Hotly contested plans for nearly 700 flats and dozens of new shops in the centre of Ealing have been given the green light by councillors.
Protesters, who have fought a long campaign against the massive Dickens Yard scheme, were invited to voice their concerns at Wednesday's(NOV 5) planning meeting at Ealing Town Hall.
A specially organised video link screened the debate to around 100 residents in another room.
All but two members of the planning committee voted for the plans, despite appeals from ward councillors that the scheme is too big for a conservation area and will place too much of a burden on schools, surgeries and other services.
The blueprints will sent to London Mayor Boris Johnson, who has 14 days to decide whether to challenge the decision.
Those in favour of the Dickens Yard site hope it will reverse a steady decline in Ealing's ability to attract shoppers.
Charmaine Young, CBE, regeneration director of developers St George, said: "We've worked very hard to design a fantastic scheme. We believe it's right for the town centre and we believe it will help lift Ealing and make it a great place for future generations to enjoy."
Save Ealing's Centre protestors vowed to continue their fight against Dickens Yard by lobbying the mayor's office and the secretary of state.
And Ealing Civic Society fears Dickens Yard and another similar size scheme in the neighbouring Arcadia Centre will ruin the historic setting of the listed town hall and Christ Church.
Society chairman Bob Gurd said: "We feel this is the beginning of a slippery slope. The unique character of Ealing will be lost forever to developers who will get a green light to effectively remove the heritage which we've cherished for so long."
Andrew Ward, director of policy and external relations at Thames valley University, said: "I honestly believe that St George's development delivers what so many of us have been waiting for in Ealing for many, many years."
And restaurateur Monty Sthrestha(CORR) said: "This will be a key stage in the renaissance of Ealing town centre."
The developers have faced criticism for not designing new community facilities into the scheme, instead promising to give the council almost £7 million to help mitigate the impact.
Ealing Broadway Conservative councillor Anthony Young, who opposes the scheme, said extra cash for existing open spaces was of limited use and could only lead to "gold plated grass".
He said: "All the money that we're pouring in doesn't buy an extra inch of space."
But East Acton councillor John Ross said: "Too much has been made of the so-called heritage of the site.
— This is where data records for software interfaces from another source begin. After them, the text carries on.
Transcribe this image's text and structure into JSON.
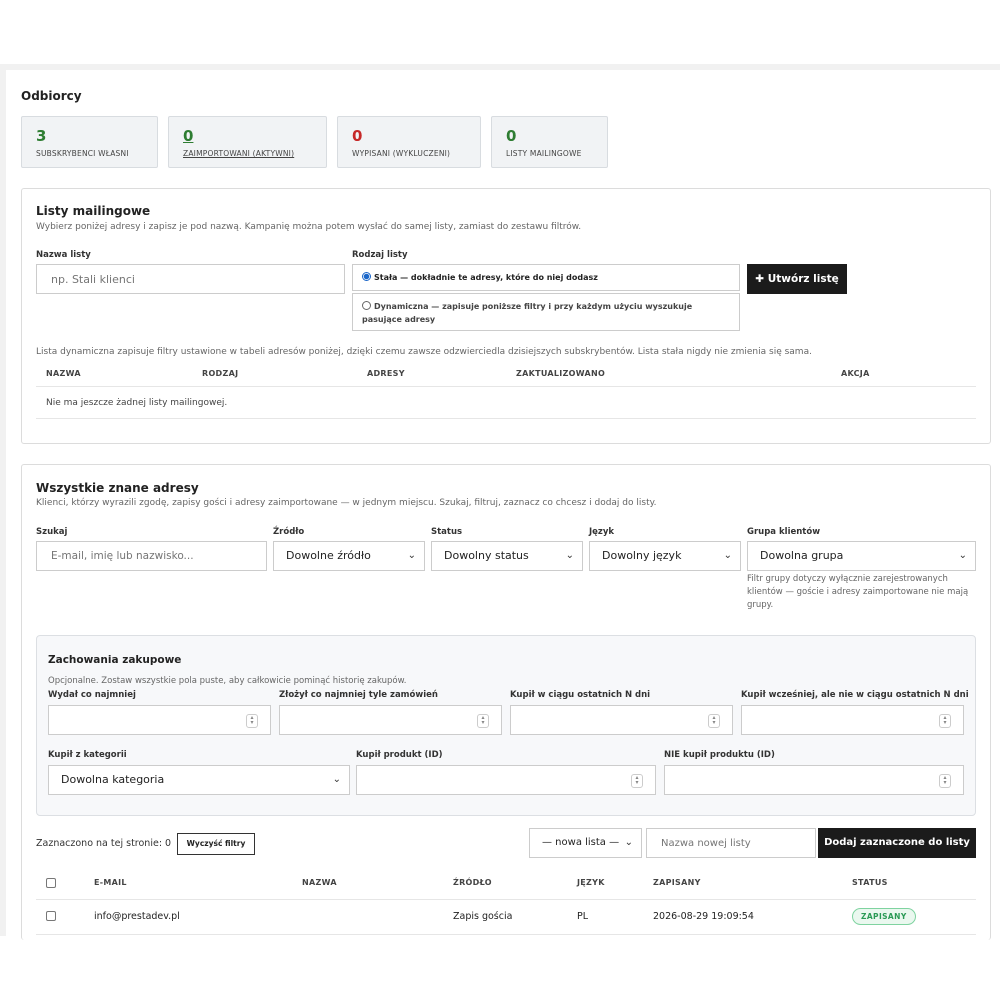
{
  "recipients": {
    "title": "Odbiorcy",
    "stats": [
      {
        "value": "3",
        "label": "SUBSKRYBENCI WŁASNI",
        "color": "#2e7d32"
      },
      {
        "value": "0",
        "label": "ZAIMPORTOWANI (AKTYWNI)",
        "color": "#2e7d32"
      },
      {
        "value": "0",
        "label": "WYPISANI (WYKLUCZENI)",
        "color": "#c62828"
      },
      {
        "value": "0",
        "label": "LISTY MAILINGOWE",
        "color": "#2e7d32"
      }
    ]
  },
  "mailing_lists": {
    "title": "Listy mailingowe",
    "subtitle": "Wybierz poniżej adresy i zapisz je pod nazwą. Kampanię można potem wysłać do samej listy, zamiast do zestawu filtrów.",
    "name_label": "Nazwa listy",
    "name_placeholder": "np. Stali klienci",
    "type_label": "Rodzaj listy",
    "type_static": "Stała — dokładnie te adresy, które do niej dodasz",
    "type_dynamic": "Dynamiczna — zapisuje poniższe filtry i przy każdym użyciu wyszukuje pasujące adresy",
    "create_button": "Utwórz listę",
    "info": "Lista dynamiczna zapisuje filtry ustawione w tabeli adresów poniżej, dzięki czemu zawsze odzwierciedla dzisiejszych subskrybentów. Lista stała nigdy nie zmienia się sama.",
    "columns": [
      "NAZWA",
      "RODZAJ",
      "ADRESY",
      "ZAKTUALIZOWANO",
      "AKCJA"
    ],
    "empty": "Nie ma jeszcze żadnej listy mailingowej."
  },
  "addresses": {
    "title": "Wszystkie znane adresy",
    "subtitle": "Klienci, którzy wyrazili zgodę, zapisy gości i adresy zaimportowane — w jednym miejscu. Szukaj, filtruj, zaznacz co chcesz i dodaj do listy.",
    "search_label": "Szukaj",
    "search_placeholder": "E-mail, imię lub nazwisko...",
    "source_label": "Źródło",
    "source_value": "Dowolne źródło",
    "status_label": "Status",
    "status_value": "Dowolny status",
    "language_label": "Język",
    "language_value": "Dowolny język",
    "group_label": "Grupa klientów",
    "group_value": "Dowolna grupa",
    "group_hint": "Filtr grupy dotyczy wyłącznie zarejestrowanych klientów — goście i adresy zaimportowane nie mają grupy.",
    "purchase": {
      "title": "Zachowania zakupowe",
      "subtitle": "Opcjonalne. Zostaw wszystkie pola puste, aby całkowicie pominąć historię zakupów.",
      "spent_label": "Wydał co najmniej",
      "orders_label": "Złożył co najmniej tyle zamówień",
      "bought_days_label": "Kupił w ciągu ostatnich N dni",
      "bought_before_label": "Kupił wcześniej, ale nie w ciągu ostatnich N dni",
      "category_label": "Kupił z kategorii",
      "category_value": "Dowolna kategoria",
      "product_label": "Kupił produkt (ID)",
      "not_product_label": "NIE kupił produktu (ID)"
    },
    "selected_text": "Zaznaczono na tej stronie: 0",
    "clear_filters": "Wyczyść filtry",
    "new_list_select": "— nowa lista —",
    "new_list_placeholder": "Nazwa nowej listy",
    "add_button": "Dodaj zaznaczone do listy",
    "columns": [
      "E-MAIL",
      "NAZWA",
      "ŹRÓDŁO",
      "JĘZYK",
      "ZAPISANY",
      "STATUS"
    ],
    "rows": [
      {
        "email": "info@prestadev.pl",
        "name": "",
        "source": "Zapis gościa",
        "language": "PL",
        "subscribed": "2026-08-29 19:09:54",
        "status": "ZAPISANY"
      }
    ]
  }
}
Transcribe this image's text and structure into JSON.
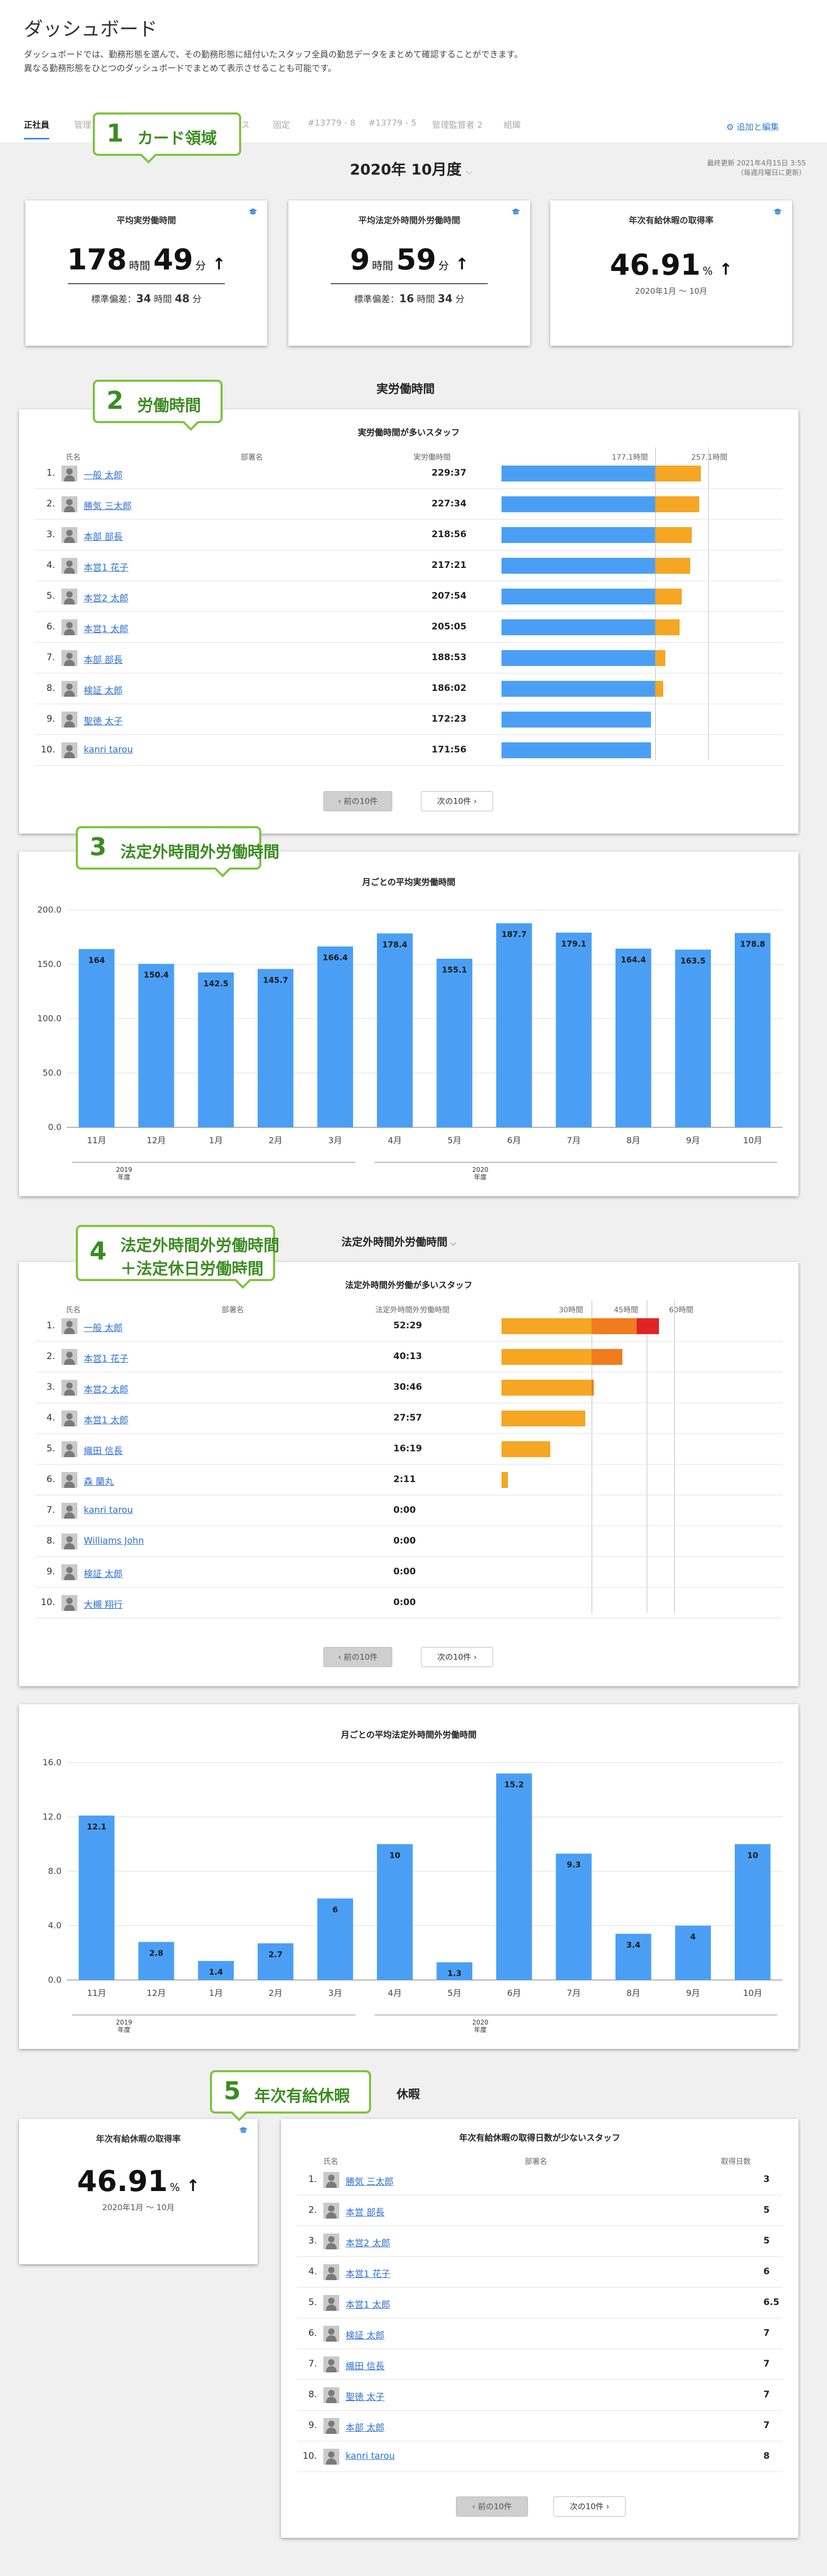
{
  "header": {
    "title": "ダッシュボード",
    "desc1": "ダッシュボードでは、勤務形態を選んで、その勤務形態に紐付いたスタッフ全員の勤怠データをまとめて確認することができます。",
    "desc2": "異なる勤務形態をひとつのダッシュボードでまとめて表示させることも可能です。",
    "tabs": [
      "正社員",
      "管理",
      "ス",
      "固定",
      "#13779 - 8",
      "#13779 - 5",
      "管理監督者 2",
      "組織"
    ],
    "add_edit": "追加と編集"
  },
  "period": {
    "label": "2020年 10月度"
  },
  "updated": {
    "line1": "最終更新 2021年4月15日 3:55",
    "line2": "（毎週月曜日に更新）"
  },
  "callouts": {
    "c1": {
      "num": "1",
      "label": "カード領域"
    },
    "c2": {
      "num": "2",
      "label": "労働時間"
    },
    "c3": {
      "num": "3",
      "label": "法定外時間外労働時間"
    },
    "c4": {
      "num": "4",
      "label1": "法定外時間外労働時間",
      "label2": "＋法定休日労働時間"
    },
    "c5": {
      "num": "5",
      "label": "年次有給休暇"
    }
  },
  "kpis": {
    "avg_work": {
      "title": "平均実労働時間",
      "h": "178",
      "h_unit": "時間",
      "m": "49",
      "m_unit": "分",
      "arrow": "↑",
      "sub_label": "標準偏差：",
      "sub_h": "34",
      "sub_h_unit": "時間",
      "sub_m": "48",
      "sub_m_unit": "分"
    },
    "avg_overtime": {
      "title": "平均法定外時間外労働時間",
      "h": "9",
      "h_unit": "時間",
      "m": "59",
      "m_unit": "分",
      "arrow": "↑",
      "sub_label": "標準偏差：",
      "sub_h": "16",
      "sub_h_unit": "時間",
      "sub_m": "34",
      "sub_m_unit": "分"
    },
    "leave_rate": {
      "title": "年次有給休暇の取得率",
      "value": "46.91",
      "unit": "%",
      "arrow": "↑",
      "sub": "2020年1月 〜 10月"
    }
  },
  "work_section": {
    "title": "実労働時間",
    "panel_title": "実労働時間が多いスタッフ",
    "col_name": "氏名",
    "col_dept": "部署名",
    "col_val": "実労働時間",
    "ref1": "177.1時間",
    "ref2": "257.1時間",
    "rows": [
      {
        "idx": "1.",
        "name": "一般 太郎",
        "value": "229:37"
      },
      {
        "idx": "2.",
        "name": "勝気 三太郎",
        "value": "227:34"
      },
      {
        "idx": "3.",
        "name": "本部 部長",
        "value": "218:56"
      },
      {
        "idx": "4.",
        "name": "本営1 花子",
        "value": "217:21"
      },
      {
        "idx": "5.",
        "name": "本営2 太郎",
        "value": "207:54"
      },
      {
        "idx": "6.",
        "name": "本営1 太郎",
        "value": "205:05"
      },
      {
        "idx": "7.",
        "name": "本部 部長",
        "value": "188:53"
      },
      {
        "idx": "8.",
        "name": "検証 太郎",
        "value": "186:02"
      },
      {
        "idx": "9.",
        "name": "聖徳 太子",
        "value": "172:23"
      },
      {
        "idx": "10.",
        "name": "kanri tarou",
        "value": "171:56"
      }
    ],
    "prev": "前の10件",
    "next": "次の10件"
  },
  "monthly_work_chart": {
    "title": "月ごとの平均実労働時間",
    "year1": "2019",
    "year2": "2020",
    "fiscal": "年度"
  },
  "overtime_section": {
    "title": "法定外時間外労働時間",
    "panel_title": "法定外時間外労働が多いスタッフ",
    "col_name": "氏名",
    "col_dept": "部署名",
    "col_val": "法定外時間外労働時間",
    "ref1": "30時間",
    "ref2": "45時間",
    "ref3": "60時間",
    "rows": [
      {
        "idx": "1.",
        "name": "一般 太郎",
        "value": "52:29"
      },
      {
        "idx": "2.",
        "name": "本営1 花子",
        "value": "40:13"
      },
      {
        "idx": "3.",
        "name": "本営2 太郎",
        "value": "30:46"
      },
      {
        "idx": "4.",
        "name": "本営1 太郎",
        "value": "27:57"
      },
      {
        "idx": "5.",
        "name": "織田 信長",
        "value": "16:19"
      },
      {
        "idx": "6.",
        "name": "森 蘭丸",
        "value": "2:11"
      },
      {
        "idx": "7.",
        "name": "kanri tarou",
        "value": "0:00"
      },
      {
        "idx": "8.",
        "name": "Williams John",
        "value": "0:00"
      },
      {
        "idx": "9.",
        "name": "検証 太郎",
        "value": "0:00"
      },
      {
        "idx": "10.",
        "name": "大槻 翔行",
        "value": "0:00"
      }
    ],
    "prev": "前の10件",
    "next": "次の10件"
  },
  "monthly_overtime_chart": {
    "title": "月ごとの平均法定外時間外労働時間",
    "year1": "2019",
    "year2": "2020",
    "fiscal": "年度"
  },
  "leave_section": {
    "title": "休暇",
    "card_title": "年次有給休暇の取得率",
    "value": "46.91",
    "unit": "%",
    "arrow": "↑",
    "sub": "2020年1月 〜 10月",
    "panel_title": "年次有給休暇の取得日数が少ないスタッフ",
    "col_name": "氏名",
    "col_dept": "部署名",
    "col_val": "取得日数",
    "rows": [
      {
        "idx": "1.",
        "name": "勝気 三太郎",
        "value": "3"
      },
      {
        "idx": "2.",
        "name": "本営 部長",
        "value": "5"
      },
      {
        "idx": "3.",
        "name": "本営2 太郎",
        "value": "5"
      },
      {
        "idx": "4.",
        "name": "本営1 花子",
        "value": "6"
      },
      {
        "idx": "5.",
        "name": "本営1 太郎",
        "value": "6.5"
      },
      {
        "idx": "6.",
        "name": "検証 太郎",
        "value": "7"
      },
      {
        "idx": "7.",
        "name": "織田 信長",
        "value": "7"
      },
      {
        "idx": "8.",
        "name": "聖徳 太子",
        "value": "7"
      },
      {
        "idx": "9.",
        "name": "本部 太郎",
        "value": "7"
      },
      {
        "idx": "10.",
        "name": "kanri tarou",
        "value": "8"
      }
    ],
    "prev": "前の10件",
    "next": "次の10件"
  },
  "colors": {
    "accent": "#3a8ee6",
    "bar_blue": "#4a9ff5",
    "bar_orange": "#f5a623",
    "bar_deep_orange": "#f07c1e",
    "bar_red": "#e02424",
    "callout_green": "#7fc341"
  },
  "chart_data": [
    {
      "type": "bar",
      "title": "月ごとの平均実労働時間",
      "categories": [
        "11月",
        "12月",
        "1月",
        "2月",
        "3月",
        "4月",
        "5月",
        "6月",
        "7月",
        "8月",
        "9月",
        "10月"
      ],
      "values": [
        164,
        150.4,
        142.5,
        145.7,
        166.4,
        178.4,
        155.1,
        187.7,
        179.1,
        164.4,
        163.5,
        178.8
      ],
      "ylim": [
        0,
        200
      ],
      "yticks": [
        "0.0",
        "50.0",
        "100.0",
        "150.0",
        "200.0"
      ],
      "grid": true
    },
    {
      "type": "bar",
      "title": "月ごとの平均法定外時間外労働時間",
      "categories": [
        "11月",
        "12月",
        "1月",
        "2月",
        "3月",
        "4月",
        "5月",
        "6月",
        "7月",
        "8月",
        "9月",
        "10月"
      ],
      "values": [
        12.1,
        2.8,
        1.4,
        2.7,
        6,
        10,
        1.3,
        15.2,
        9.3,
        3.4,
        4,
        10
      ],
      "ylim": [
        0,
        16
      ],
      "yticks": [
        "0.0",
        "4.0",
        "8.0",
        "12.0",
        "16.0"
      ],
      "grid": true
    }
  ]
}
I'm a great admirer of the Town Hall but I would never say that it's a heritage building."
Revised plans for the Arcadia Centre have now been submitted by developers Glenkerrin and will be displayed at Perceval House from Monday. (NOV 10)